Secondary (1.5 out of 5)
Kyle Dugger jumped off the film in this one. Here are two videos to highlight what I saw:
Outside of Dugger and his five impactful plays with zero errors, this unit was rough since they didn't have long yardage on second or third down to help them. Plus, I think Brian Schottenheimer spent most of quarantine just dreaming up new plays to use against the Patriots because I think several of their TDs — and only one came in the red zone — caught a well-schooled Patriots secondary by surprise.
D.K. Metcalf TD that burned Stephon Gilmore and Devin McCourty:
This is just bad defense:
Game-winning TD to Carson was just a straight bust and I'm not sure who gets the blame:
This is why you can't just play safeties at linebacker all the time:
QB Cam Newton: Wasn't perfect and he'll have to beat tougher defenses, but there was some outstanding play in this game.
C David Andrews: Very nearly a clean sheet. Led the way for a line that didn't allow much pressure.
S Kyle Dugger: He looks like a panther stalking his prey when he blitzes from the second level. He should be the Patriots' version of Jamal Adams at some point.
CB Jason McCourty: Why is he starting over JC Jackson? Why is allowed to give up two touchdowns? If McCourty is better than Jackson, then you should trade Gilmore and just let both McCourty and Jackson start.
CB Stephon Gilmore: Two games, two appearances in the Bottom 3 for the $5 Million Man. Gilmore has gotten pushed around two weeks in a row.

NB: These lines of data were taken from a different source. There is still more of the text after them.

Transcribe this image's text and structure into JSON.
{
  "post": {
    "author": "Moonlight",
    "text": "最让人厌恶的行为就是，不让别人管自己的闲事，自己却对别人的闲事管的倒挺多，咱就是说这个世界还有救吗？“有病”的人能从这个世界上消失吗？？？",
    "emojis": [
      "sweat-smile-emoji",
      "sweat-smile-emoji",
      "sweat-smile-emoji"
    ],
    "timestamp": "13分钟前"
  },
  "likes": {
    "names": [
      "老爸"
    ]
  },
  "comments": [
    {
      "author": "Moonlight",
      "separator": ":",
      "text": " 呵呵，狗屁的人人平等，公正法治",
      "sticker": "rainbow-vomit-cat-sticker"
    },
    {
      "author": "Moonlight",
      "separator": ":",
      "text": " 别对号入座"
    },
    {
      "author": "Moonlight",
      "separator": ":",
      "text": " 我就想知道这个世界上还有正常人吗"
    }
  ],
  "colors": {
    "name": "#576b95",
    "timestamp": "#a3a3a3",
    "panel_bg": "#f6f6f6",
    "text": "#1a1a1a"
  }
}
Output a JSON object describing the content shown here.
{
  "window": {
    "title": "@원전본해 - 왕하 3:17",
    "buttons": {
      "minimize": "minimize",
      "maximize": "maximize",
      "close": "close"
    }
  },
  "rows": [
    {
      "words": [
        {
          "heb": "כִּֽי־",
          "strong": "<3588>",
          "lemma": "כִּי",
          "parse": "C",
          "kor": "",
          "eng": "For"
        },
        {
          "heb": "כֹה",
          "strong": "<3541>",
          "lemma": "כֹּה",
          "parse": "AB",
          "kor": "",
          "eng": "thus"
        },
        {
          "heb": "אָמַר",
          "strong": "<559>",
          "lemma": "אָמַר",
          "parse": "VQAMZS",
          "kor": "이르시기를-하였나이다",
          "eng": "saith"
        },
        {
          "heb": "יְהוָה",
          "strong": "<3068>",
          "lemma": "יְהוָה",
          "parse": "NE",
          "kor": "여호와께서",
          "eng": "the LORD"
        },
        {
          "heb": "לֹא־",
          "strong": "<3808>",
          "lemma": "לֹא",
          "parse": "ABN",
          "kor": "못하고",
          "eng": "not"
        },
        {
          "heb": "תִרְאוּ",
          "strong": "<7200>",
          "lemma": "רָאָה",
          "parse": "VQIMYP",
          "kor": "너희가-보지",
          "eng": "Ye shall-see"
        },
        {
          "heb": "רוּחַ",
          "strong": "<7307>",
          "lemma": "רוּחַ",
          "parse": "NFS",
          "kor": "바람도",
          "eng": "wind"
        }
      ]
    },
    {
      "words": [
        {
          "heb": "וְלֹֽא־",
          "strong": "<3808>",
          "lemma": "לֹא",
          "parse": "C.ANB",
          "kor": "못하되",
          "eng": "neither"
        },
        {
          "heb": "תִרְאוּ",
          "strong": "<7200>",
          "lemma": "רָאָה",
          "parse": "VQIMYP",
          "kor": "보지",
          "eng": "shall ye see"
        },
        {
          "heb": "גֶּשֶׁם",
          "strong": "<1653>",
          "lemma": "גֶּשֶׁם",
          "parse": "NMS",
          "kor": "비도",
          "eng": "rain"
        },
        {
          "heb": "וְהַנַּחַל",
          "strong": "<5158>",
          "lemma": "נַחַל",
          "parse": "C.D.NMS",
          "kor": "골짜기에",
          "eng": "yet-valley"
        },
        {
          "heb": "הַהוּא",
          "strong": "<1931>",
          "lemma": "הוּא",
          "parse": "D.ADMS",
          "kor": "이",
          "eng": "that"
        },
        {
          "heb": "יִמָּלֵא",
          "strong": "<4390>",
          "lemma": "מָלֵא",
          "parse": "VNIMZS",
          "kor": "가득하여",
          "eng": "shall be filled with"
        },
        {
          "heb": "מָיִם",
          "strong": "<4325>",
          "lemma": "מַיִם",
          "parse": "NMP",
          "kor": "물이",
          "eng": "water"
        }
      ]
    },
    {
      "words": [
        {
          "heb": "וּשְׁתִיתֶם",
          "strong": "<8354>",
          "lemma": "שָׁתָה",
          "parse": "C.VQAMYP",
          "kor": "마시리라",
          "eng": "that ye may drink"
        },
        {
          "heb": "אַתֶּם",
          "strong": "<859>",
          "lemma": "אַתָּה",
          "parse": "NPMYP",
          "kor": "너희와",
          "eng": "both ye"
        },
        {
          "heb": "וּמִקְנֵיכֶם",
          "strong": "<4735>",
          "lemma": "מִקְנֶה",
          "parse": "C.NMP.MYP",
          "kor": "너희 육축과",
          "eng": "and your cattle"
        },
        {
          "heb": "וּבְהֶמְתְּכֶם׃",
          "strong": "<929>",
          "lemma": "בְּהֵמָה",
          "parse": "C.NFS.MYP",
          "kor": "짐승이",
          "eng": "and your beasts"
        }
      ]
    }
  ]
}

He should have a more favorable matchup vs. the Raiders.
LT Isaiah Wynn: Not a terrible game out of him, but two pressures and five negative running plays are a lot.